What is needed is every line of the data that includes the word "Microsoft". Please copy each one.
★ ★ ★ ★ ★ ★ ★
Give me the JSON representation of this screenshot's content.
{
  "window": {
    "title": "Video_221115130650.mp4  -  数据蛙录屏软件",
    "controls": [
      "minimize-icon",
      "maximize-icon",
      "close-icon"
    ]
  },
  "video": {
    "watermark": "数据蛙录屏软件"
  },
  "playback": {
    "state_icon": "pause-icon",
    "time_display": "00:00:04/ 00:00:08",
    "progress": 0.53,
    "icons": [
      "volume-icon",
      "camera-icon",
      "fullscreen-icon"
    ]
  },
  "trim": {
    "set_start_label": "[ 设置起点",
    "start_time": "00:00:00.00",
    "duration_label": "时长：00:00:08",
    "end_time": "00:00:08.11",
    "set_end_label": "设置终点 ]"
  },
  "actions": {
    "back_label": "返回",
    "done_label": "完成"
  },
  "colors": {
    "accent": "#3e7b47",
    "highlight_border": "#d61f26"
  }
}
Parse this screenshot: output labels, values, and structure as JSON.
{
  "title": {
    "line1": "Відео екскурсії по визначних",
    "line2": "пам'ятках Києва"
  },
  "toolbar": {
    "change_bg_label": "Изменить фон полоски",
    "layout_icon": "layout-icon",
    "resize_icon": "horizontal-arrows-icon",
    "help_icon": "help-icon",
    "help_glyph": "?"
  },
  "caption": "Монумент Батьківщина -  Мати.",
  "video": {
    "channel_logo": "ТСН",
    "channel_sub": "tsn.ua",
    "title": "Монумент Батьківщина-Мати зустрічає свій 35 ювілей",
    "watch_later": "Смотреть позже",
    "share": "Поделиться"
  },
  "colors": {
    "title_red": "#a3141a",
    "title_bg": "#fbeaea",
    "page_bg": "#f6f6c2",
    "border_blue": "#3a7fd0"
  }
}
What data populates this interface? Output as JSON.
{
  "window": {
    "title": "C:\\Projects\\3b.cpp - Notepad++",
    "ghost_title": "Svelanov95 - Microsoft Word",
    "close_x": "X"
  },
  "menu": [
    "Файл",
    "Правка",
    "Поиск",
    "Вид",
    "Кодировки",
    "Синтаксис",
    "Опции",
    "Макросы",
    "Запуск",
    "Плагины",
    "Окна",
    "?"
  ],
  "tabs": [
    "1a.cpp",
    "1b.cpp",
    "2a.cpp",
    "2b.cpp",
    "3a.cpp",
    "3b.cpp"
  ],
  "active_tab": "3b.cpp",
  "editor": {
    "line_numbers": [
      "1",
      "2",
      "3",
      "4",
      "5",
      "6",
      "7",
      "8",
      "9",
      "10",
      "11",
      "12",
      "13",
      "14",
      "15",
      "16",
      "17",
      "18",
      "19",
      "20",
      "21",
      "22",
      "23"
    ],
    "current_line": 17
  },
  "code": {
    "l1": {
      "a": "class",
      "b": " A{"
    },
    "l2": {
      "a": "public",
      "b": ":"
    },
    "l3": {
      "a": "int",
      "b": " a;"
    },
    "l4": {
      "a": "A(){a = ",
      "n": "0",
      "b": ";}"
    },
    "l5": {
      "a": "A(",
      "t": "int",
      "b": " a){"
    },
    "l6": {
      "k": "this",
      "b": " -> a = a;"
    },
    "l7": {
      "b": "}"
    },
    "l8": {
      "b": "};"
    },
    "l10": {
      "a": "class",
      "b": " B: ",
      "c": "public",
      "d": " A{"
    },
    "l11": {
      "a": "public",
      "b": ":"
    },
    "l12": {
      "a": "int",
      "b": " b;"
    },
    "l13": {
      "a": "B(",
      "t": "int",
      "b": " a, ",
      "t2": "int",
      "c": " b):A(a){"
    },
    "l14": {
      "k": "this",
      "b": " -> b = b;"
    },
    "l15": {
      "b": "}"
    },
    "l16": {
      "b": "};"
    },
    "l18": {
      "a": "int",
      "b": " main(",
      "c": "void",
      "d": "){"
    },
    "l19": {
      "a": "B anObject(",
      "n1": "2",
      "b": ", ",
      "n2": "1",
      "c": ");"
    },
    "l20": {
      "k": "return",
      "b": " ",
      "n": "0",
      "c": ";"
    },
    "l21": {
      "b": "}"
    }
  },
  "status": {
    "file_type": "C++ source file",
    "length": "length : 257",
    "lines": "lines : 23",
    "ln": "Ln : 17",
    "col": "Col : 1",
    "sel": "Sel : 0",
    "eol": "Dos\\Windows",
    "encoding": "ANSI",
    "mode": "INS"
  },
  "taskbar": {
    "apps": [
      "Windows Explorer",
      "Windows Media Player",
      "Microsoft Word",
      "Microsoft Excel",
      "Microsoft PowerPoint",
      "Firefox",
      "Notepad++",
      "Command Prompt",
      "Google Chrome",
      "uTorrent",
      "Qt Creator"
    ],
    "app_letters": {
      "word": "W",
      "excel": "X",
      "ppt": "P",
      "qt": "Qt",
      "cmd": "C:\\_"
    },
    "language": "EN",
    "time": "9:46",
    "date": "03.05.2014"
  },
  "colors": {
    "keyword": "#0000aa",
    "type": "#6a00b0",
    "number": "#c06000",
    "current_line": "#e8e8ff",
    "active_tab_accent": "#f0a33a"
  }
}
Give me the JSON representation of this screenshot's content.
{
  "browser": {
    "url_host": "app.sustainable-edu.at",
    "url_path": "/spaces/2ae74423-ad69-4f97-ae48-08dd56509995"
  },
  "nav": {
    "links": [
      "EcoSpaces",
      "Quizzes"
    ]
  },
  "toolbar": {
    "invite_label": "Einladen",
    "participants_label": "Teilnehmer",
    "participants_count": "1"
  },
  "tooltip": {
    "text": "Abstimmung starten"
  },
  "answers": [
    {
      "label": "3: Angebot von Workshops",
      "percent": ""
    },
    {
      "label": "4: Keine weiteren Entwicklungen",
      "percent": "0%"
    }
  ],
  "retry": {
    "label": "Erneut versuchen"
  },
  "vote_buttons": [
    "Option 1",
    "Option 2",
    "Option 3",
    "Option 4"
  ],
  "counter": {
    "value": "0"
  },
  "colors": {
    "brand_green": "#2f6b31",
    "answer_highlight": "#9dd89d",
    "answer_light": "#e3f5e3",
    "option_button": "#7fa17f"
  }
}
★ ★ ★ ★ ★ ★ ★
> [SOLUTION TO THE PROBLEM]:
    "ghost_title": "Svelanov95 - Microsoft Word",
      "Microsoft Word",
      "Microsoft Excel",
      "Microsoft PowerPoint",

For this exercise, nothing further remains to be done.